Images of the Exxon Valdez Oil Spill on Kodiak Island
An exhibition of photographs and video of the spill taken by the people of Kodiak Island in the summer of 1989.
“We Remember: Images of The Exxon Valdez Oil Spill on Kodiak Island,” is an exhibition of still images and video to mark the 20th anniversary of the March 24, 1989 Exxon Valdez Oil Spill as it happened to the people of Kodiak. The project, begun in the fall of 2008, included collecting, digitizing and presenting images taken by ordinary people who lived through the spill on Kodiak Island.
The project also involved digitizing several hundred hours of VHS video tapes made at various public meetings in Kodiak in 1989. These video tapes, a unique record of an epochal event in Alaskan history, have been stored since the spill in a climate controlled room at Kodiak College Library, and are now also preserved in digital form on hard drives and DVD discs. We hope to present some of this video along with the still images at Kodiak Comfish in April.
The exhibit is not intended to be a complete visual record of the spill on Kodiak. Like all large historical events, the spill was too large for any one person to see or understand in its entirety and is perhaps even now too large an event for a small institution such as the Kodiak Maritime Museum to comprehensively address. However, aside from the newspaper images, which have their own documentary value, these pictures were taken by Kodiak residents as they dealt with the effects of an unequaled environmental and social disaster. As such, they provide a unique and infinitely valuable view of the spill.

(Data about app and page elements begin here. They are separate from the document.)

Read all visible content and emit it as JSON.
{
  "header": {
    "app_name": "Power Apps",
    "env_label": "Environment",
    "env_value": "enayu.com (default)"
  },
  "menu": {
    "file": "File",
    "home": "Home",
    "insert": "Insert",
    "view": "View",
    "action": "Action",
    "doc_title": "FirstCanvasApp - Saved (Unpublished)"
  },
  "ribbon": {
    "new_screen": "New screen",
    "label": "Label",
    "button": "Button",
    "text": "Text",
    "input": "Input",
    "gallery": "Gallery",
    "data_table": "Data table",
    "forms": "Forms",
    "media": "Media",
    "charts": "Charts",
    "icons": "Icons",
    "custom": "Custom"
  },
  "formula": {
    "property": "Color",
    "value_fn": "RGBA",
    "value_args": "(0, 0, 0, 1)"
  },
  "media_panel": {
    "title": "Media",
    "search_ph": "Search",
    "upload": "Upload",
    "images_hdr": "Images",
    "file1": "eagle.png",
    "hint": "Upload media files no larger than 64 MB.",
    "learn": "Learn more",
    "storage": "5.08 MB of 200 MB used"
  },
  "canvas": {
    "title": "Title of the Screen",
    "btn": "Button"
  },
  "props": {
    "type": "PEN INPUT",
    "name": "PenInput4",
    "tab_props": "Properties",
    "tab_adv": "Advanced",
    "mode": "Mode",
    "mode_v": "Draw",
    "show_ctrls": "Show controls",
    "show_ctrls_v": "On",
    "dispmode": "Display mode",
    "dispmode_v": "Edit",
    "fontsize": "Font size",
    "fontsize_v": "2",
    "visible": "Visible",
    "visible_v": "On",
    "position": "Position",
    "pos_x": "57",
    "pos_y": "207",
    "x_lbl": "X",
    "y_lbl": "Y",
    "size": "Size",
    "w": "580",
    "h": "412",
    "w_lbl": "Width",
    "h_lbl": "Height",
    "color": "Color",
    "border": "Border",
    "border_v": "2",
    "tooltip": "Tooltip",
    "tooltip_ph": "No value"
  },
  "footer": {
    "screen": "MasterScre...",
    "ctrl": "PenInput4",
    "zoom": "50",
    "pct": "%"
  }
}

Still images for the exhibit were contributed by Betsey Myrick, Robbie Hoedel, Roger Benney, Marion Owen, Suzanne Abraham, Sue Jeffery, Vern Booben, and Bobby Ivanof. Newspaper clippings are courtesy of the Kodiak Historical Society. Video images are courtesy of Kodiak College. Special thanks to Alf Pryor of Dead Humpy Productions for designing and producing the exhibit.
This project is supported in part by a grant from the Alaska Humanities Forum and the National Endowment for the Humanities, a federal agency. Any views, findings, conclusions or recommendations expressed in this exhibition do not necessarily represent those of the National Endowment for the Humanities.